**REQUIREMENT:** When a line in the data below includes "detail", count it; then give only the total.

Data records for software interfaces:

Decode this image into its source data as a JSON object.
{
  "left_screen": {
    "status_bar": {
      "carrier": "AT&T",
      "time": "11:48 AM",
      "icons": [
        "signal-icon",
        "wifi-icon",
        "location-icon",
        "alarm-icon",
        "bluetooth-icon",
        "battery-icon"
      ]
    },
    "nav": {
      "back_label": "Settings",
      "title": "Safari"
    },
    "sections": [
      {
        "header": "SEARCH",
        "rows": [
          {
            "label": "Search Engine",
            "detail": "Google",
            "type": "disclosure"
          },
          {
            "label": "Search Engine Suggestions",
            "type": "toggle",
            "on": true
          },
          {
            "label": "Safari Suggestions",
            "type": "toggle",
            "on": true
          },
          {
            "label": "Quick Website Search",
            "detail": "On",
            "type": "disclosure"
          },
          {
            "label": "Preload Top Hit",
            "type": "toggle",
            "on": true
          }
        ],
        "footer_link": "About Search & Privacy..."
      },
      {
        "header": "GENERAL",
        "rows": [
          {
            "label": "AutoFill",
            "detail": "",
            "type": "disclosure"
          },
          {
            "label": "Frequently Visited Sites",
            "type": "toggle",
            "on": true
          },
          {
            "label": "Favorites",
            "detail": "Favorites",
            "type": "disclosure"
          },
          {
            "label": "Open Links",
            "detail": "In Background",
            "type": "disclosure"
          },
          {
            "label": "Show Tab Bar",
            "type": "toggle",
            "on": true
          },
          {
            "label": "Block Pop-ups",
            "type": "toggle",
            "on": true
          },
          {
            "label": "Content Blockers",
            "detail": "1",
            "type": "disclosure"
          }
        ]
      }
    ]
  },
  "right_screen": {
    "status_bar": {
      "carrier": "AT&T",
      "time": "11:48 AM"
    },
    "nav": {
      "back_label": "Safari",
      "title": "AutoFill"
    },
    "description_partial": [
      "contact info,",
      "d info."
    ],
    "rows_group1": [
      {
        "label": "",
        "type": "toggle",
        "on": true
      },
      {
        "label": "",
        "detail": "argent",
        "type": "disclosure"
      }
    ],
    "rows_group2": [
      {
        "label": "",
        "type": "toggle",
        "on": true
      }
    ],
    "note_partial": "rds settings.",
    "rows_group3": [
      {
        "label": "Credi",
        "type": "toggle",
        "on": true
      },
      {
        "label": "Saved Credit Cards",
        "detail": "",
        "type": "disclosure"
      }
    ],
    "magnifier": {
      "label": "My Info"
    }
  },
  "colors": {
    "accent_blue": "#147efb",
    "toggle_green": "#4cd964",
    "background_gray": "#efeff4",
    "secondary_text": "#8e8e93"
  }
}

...

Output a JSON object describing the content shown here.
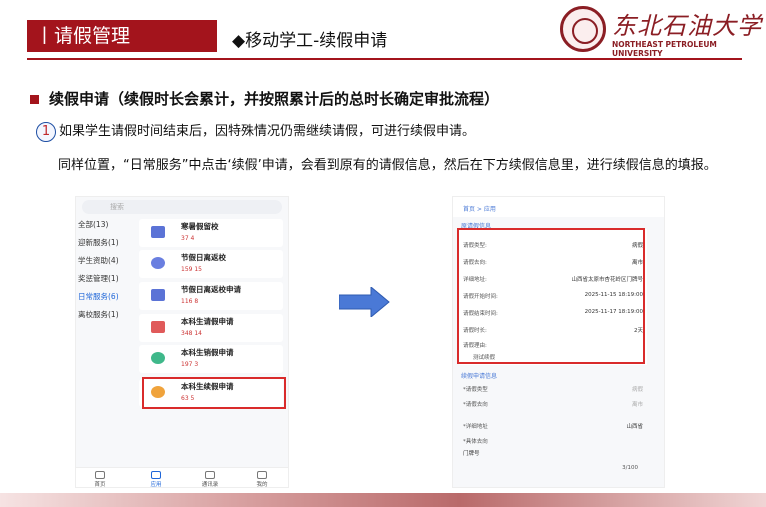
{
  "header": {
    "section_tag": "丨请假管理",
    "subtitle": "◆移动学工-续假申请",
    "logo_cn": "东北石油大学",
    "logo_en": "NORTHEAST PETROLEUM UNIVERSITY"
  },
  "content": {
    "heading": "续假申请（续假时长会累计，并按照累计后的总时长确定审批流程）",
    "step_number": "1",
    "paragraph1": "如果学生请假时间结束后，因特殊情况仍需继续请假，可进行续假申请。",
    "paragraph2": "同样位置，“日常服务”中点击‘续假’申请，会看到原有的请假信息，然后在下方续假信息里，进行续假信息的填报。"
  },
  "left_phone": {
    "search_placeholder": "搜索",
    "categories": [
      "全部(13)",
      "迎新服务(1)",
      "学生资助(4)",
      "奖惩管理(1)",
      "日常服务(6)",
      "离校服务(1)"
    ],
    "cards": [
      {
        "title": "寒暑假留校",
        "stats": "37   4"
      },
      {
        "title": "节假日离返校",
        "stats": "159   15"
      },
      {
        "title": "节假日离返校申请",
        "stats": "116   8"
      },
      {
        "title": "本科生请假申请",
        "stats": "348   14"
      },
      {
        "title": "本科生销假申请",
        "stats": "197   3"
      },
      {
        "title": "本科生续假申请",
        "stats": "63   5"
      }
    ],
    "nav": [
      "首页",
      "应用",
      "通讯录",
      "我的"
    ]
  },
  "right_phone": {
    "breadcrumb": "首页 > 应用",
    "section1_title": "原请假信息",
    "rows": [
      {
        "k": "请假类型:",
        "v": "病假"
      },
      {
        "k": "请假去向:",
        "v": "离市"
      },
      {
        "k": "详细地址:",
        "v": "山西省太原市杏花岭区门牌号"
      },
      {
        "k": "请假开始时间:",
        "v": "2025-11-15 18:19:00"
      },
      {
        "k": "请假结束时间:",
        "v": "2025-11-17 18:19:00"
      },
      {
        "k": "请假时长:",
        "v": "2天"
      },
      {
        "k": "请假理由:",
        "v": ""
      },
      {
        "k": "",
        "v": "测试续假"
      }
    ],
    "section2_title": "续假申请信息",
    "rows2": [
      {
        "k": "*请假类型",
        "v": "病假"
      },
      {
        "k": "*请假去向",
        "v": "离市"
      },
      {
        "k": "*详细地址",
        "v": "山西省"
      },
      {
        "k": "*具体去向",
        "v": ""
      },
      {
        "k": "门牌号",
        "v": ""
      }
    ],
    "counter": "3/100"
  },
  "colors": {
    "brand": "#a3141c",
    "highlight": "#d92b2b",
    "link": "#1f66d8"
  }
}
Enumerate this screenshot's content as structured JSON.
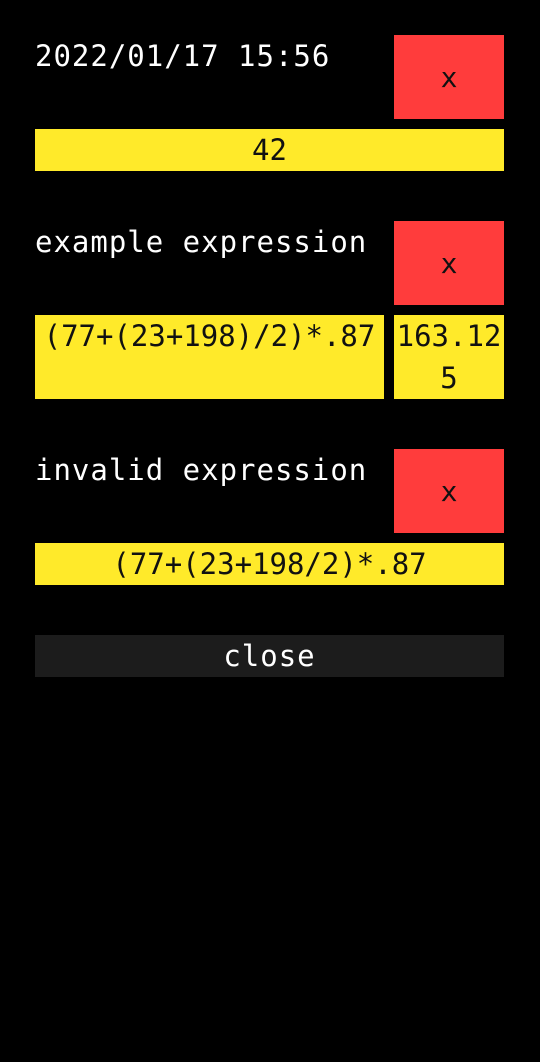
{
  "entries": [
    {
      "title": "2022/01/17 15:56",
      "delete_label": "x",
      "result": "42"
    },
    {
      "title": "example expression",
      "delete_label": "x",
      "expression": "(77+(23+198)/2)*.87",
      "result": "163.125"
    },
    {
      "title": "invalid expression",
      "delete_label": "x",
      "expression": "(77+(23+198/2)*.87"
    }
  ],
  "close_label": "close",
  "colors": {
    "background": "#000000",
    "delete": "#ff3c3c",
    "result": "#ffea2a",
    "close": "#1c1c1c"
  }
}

**TASK RESULT:** 8